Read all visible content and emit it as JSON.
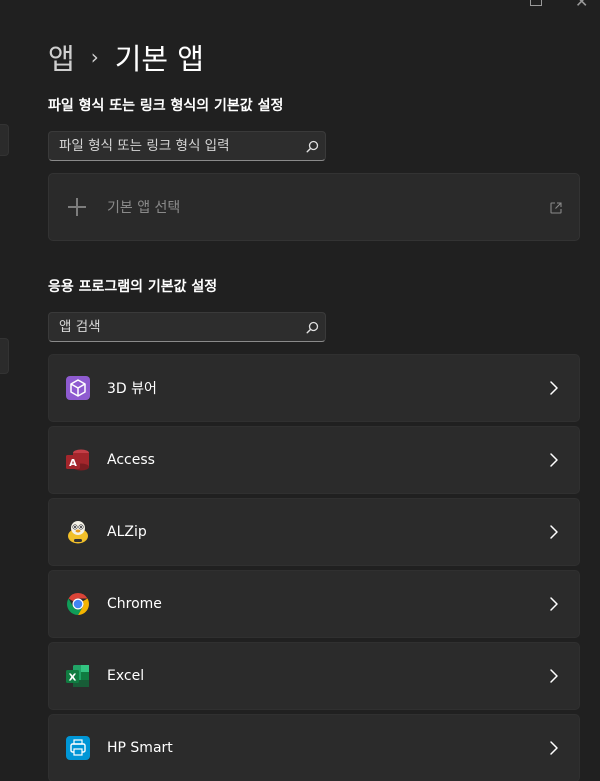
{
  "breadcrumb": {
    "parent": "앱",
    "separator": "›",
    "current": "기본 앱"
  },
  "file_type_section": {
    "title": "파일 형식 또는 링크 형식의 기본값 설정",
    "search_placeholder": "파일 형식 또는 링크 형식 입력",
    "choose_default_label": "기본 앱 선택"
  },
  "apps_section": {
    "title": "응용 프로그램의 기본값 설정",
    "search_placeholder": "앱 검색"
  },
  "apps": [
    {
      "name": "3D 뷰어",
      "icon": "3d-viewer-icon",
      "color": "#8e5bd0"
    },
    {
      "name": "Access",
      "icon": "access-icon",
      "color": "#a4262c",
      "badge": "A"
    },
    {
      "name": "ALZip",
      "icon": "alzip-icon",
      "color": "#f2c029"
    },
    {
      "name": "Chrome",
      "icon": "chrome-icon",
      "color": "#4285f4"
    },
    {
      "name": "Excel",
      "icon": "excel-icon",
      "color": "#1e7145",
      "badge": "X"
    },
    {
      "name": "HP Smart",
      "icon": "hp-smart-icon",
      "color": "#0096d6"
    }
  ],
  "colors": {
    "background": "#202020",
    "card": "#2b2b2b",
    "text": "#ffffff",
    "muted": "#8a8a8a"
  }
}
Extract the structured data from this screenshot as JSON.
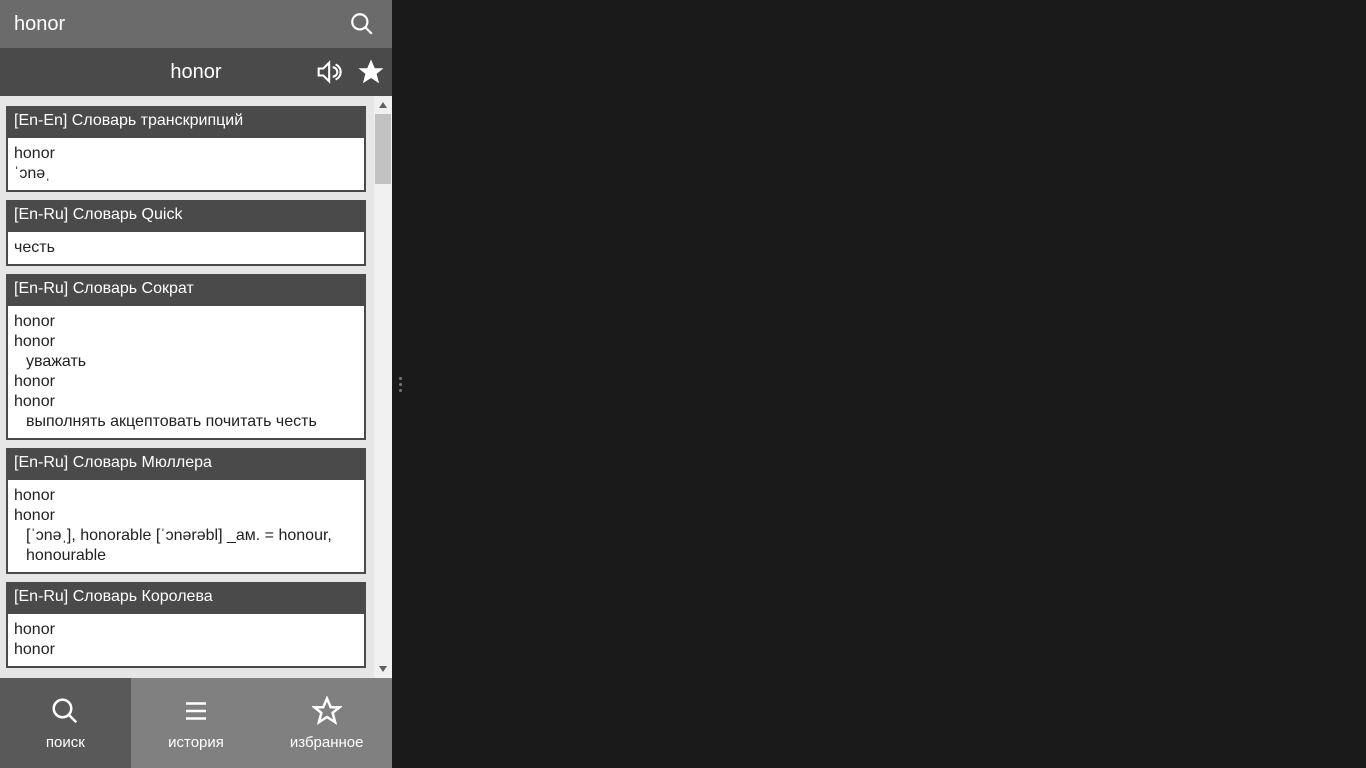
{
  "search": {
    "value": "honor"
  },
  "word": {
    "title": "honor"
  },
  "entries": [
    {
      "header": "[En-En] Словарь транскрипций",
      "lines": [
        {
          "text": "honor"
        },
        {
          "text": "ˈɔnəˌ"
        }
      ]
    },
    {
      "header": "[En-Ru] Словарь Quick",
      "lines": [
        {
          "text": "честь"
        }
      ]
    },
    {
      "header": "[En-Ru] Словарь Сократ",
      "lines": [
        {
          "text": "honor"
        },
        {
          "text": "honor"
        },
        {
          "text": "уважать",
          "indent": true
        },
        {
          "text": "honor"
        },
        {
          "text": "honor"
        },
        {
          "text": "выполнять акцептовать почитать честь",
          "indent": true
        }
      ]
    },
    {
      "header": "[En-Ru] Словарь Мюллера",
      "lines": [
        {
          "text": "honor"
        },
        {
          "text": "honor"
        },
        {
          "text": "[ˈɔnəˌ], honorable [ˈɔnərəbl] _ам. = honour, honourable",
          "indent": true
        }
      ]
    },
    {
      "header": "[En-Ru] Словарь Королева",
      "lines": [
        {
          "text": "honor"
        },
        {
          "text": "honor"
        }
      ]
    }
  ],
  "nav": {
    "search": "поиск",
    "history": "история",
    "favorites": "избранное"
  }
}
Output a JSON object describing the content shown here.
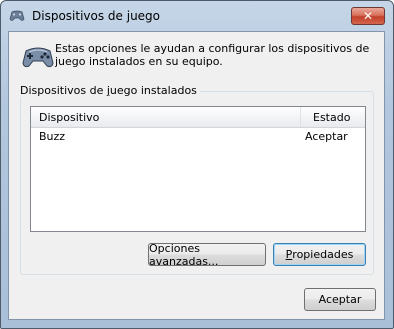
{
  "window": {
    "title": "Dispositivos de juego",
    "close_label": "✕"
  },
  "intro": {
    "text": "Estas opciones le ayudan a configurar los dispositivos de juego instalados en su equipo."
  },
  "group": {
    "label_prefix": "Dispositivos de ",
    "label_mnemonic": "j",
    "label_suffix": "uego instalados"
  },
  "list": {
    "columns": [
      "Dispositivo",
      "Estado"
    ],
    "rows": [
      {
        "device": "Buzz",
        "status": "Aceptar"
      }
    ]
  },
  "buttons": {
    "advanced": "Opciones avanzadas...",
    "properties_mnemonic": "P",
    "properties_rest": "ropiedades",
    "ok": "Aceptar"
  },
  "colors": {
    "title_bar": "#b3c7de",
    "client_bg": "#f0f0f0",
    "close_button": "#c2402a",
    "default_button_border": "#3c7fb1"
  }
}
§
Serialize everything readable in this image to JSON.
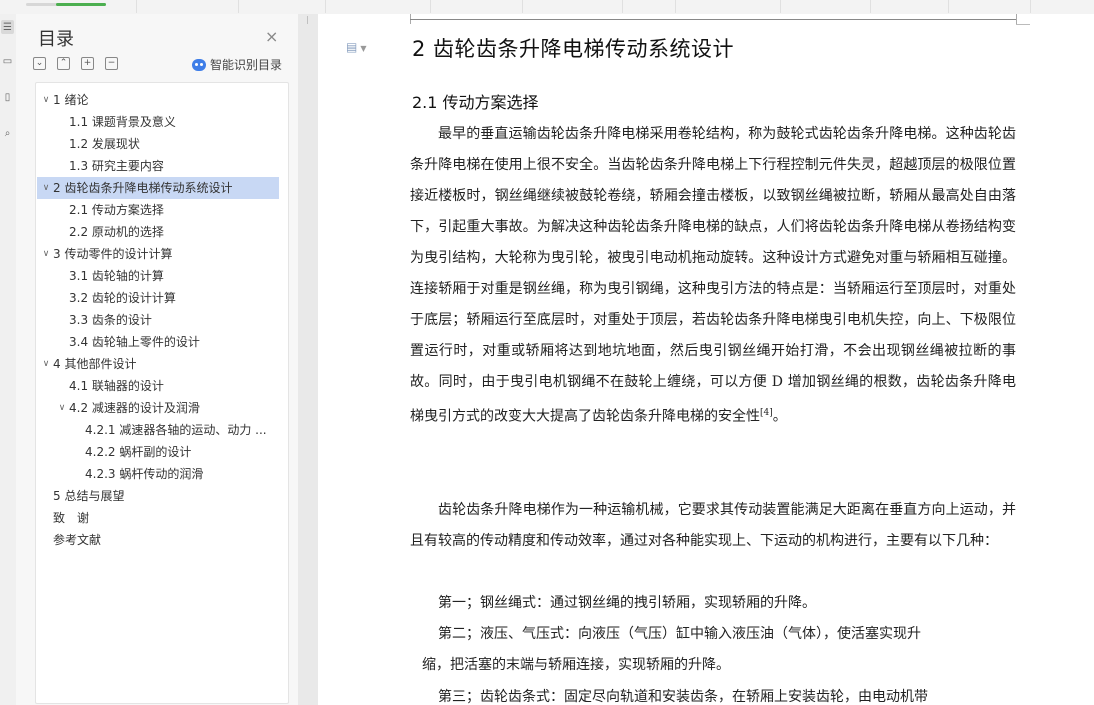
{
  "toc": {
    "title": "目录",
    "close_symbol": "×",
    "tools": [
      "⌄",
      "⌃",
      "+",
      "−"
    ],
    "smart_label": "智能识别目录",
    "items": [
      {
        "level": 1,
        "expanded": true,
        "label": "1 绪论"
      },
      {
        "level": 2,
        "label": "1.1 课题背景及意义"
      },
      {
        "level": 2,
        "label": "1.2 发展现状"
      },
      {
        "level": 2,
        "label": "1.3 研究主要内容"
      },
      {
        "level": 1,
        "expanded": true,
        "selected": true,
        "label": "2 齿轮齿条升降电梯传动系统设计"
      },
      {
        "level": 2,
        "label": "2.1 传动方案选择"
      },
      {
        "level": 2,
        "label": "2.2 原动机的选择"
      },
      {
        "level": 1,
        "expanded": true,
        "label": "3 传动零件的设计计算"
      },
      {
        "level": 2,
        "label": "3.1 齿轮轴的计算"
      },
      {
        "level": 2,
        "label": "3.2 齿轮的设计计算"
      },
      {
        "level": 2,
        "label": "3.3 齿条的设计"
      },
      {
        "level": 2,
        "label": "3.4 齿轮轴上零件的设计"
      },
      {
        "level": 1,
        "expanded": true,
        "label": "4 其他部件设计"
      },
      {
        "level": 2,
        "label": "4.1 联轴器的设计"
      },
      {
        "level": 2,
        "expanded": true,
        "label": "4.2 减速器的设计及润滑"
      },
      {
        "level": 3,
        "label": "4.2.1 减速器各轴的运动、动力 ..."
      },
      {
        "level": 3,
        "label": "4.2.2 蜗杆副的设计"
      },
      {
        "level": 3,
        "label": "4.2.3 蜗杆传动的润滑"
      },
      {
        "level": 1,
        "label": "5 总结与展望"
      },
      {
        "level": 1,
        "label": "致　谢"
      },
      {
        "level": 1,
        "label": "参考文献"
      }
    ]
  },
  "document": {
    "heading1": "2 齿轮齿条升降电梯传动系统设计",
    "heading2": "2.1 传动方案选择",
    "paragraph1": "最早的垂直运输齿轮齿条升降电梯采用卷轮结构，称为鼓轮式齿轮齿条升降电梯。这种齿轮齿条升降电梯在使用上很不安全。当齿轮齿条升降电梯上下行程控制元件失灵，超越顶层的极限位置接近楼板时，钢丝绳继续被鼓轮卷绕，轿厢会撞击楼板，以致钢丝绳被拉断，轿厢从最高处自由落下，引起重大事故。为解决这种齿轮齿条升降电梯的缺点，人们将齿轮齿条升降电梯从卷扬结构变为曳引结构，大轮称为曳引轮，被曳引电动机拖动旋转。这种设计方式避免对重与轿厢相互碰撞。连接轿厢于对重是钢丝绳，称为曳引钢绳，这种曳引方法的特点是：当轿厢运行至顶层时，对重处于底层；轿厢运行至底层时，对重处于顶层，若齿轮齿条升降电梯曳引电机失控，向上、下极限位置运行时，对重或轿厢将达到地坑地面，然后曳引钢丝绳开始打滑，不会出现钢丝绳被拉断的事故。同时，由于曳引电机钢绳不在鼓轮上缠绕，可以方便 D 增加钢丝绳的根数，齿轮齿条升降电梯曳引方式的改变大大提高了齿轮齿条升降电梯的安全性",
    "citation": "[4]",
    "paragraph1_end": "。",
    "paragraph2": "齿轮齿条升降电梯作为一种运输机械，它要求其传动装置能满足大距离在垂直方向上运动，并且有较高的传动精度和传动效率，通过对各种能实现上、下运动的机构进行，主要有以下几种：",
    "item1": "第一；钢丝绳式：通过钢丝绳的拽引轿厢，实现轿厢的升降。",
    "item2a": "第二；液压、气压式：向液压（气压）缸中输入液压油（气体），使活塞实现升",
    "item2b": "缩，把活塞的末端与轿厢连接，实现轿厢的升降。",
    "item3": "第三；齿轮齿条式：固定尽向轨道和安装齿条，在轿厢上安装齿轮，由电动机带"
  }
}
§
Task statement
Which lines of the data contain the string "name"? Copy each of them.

Output
      "name": "3D 뷰어",
      "name": "Access",
      "name": "ALZip",
      "name": "Chrome",
      "name": "Excel",
      "name": "HP Smart",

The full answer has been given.